Back on that clear September day in 2001, Stephen Siller ran all the way through the Brooklyn-Battery Tunnel, straight to the South Tower. The Tunnel To Towers 5K race retraces his heroic footsteps.
I'm waiting on West 33rd Street for my bus back to Washington, D.C. For those who have taken the DC2NY bus, or one of the others that shuttle between the two cities, you know this spot. It's right in front of that strip joint.
New documents show that federal officials in Washington and New York downplayed concerns about health risks, concealing information that might have helped people who were contaminated at Ground Zero.
We have yet to see the full toll of 9/11 among first responders, even 10 years out. All relevant resources should be made available to address the burden of illness shouldered by these brave souls who rushed toward the very thing most of us with just average courage would flee.
For thousands of workers, this anniversary of 9/11 is an especially deep measure of loss -- not just the immediate loss of life, but years of lost opportunities to make still-neglected victims whole.
At a time of profound cynicism, uncertainty and frustration within our own borders, if nothing else, these two amazing films remind us that in the very worst of times, it's possible to find the best in ourselves.
So for all our brothers and sisters everywhere who share the incarnate knowledge of what hatred can do, what rageful reactivity can occasion: this song for all who would rebuild a New City.
On this weekend's solemn anniversary, we honor the sacrifices of our first responders who ran into burning buildings while others ran out. The selflessness of our firefighters, police, EMTs and hazmat workers who were first on the scene inspired the world.
For many Ground Zero workers, being hailed as a hero felt like fraud. "A hero is the guy who emerges from a burning building with a baby in his arms," they told me. None of them had, despite their attempts, rescued anyone.
September 11th prompted something else in the American psyche that reflected the heart of our nation -- our instinct to care for one another and to serve community and country.
In many ways the world has changed in 10 years, but in many ways it has not. We simply do not understand the Middle East as well as we should.
On September 11, 2001, the Vigiano brothers responded to the call from the World Trade Center, and both were killed while saving others. Here, John Sr. remembers his sons and reflects on coping with his tremendous loss.

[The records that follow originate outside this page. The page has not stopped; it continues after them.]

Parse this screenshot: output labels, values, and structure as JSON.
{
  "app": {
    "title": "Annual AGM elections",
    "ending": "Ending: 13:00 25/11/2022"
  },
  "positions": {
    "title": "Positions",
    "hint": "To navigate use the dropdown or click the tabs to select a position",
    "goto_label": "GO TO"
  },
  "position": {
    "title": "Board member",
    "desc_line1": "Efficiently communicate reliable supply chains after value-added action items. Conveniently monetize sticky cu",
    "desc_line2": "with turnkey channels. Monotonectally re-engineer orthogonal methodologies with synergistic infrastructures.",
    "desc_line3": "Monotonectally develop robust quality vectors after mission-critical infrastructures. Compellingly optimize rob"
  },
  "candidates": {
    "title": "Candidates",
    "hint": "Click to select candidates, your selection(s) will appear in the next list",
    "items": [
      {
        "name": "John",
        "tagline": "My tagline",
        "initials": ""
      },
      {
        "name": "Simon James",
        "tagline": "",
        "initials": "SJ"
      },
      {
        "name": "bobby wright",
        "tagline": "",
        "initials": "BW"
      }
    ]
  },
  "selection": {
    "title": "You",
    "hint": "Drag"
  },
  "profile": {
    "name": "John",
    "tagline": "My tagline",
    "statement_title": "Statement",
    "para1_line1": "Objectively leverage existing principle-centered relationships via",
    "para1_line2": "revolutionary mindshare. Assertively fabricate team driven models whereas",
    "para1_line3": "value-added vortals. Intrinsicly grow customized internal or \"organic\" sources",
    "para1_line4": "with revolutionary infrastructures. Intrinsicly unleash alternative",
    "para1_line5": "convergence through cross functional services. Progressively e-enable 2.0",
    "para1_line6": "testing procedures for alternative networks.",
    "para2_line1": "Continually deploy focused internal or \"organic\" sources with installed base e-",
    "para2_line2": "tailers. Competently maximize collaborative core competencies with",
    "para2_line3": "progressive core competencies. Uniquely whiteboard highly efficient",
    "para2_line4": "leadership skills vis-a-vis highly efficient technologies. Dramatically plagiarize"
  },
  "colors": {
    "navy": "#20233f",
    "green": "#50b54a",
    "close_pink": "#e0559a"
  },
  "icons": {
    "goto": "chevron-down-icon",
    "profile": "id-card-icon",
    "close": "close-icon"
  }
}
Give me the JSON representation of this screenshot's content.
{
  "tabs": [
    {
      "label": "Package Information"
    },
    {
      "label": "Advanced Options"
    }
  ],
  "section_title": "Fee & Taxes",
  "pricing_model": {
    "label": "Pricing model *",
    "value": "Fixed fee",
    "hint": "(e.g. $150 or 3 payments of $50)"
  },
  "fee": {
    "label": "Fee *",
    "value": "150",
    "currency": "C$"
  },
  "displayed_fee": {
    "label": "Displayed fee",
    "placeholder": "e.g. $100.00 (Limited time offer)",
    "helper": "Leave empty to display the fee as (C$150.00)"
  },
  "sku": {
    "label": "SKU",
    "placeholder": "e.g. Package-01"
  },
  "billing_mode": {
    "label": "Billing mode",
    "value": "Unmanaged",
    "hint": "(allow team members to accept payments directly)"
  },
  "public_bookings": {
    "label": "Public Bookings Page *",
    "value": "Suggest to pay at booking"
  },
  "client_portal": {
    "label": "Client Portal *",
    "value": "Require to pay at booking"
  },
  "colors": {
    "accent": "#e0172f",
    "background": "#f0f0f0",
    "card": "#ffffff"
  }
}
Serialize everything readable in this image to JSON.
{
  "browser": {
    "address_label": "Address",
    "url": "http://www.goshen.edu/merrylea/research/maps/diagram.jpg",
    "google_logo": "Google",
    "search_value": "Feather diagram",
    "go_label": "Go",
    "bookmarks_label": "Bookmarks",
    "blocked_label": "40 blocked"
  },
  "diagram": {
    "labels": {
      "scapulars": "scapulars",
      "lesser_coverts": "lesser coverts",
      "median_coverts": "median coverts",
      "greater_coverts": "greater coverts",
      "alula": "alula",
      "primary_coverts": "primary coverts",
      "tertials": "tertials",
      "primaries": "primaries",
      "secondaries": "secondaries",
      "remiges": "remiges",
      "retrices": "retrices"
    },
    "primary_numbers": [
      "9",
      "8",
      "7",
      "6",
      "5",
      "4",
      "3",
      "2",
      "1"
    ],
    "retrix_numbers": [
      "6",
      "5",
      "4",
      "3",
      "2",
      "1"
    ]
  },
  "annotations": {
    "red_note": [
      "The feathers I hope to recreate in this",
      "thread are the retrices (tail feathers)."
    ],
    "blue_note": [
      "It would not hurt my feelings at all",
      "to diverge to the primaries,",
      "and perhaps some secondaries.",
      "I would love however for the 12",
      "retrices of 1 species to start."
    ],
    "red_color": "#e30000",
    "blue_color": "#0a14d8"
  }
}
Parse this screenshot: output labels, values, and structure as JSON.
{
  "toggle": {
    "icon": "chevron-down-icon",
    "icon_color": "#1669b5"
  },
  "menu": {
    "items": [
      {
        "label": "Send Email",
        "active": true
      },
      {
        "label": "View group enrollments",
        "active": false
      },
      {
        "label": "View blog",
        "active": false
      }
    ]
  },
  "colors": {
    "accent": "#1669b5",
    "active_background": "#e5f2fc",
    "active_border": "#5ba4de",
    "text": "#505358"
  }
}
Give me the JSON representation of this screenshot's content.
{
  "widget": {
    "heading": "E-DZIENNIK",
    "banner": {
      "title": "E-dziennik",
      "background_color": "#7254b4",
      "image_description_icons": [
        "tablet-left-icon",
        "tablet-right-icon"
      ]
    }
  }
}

The memory of 9/11 is a spark of conscience and a spur to action. Let us all fuel this rising movement, which is not about single issues or political parties, but a shared moral vision for a better world.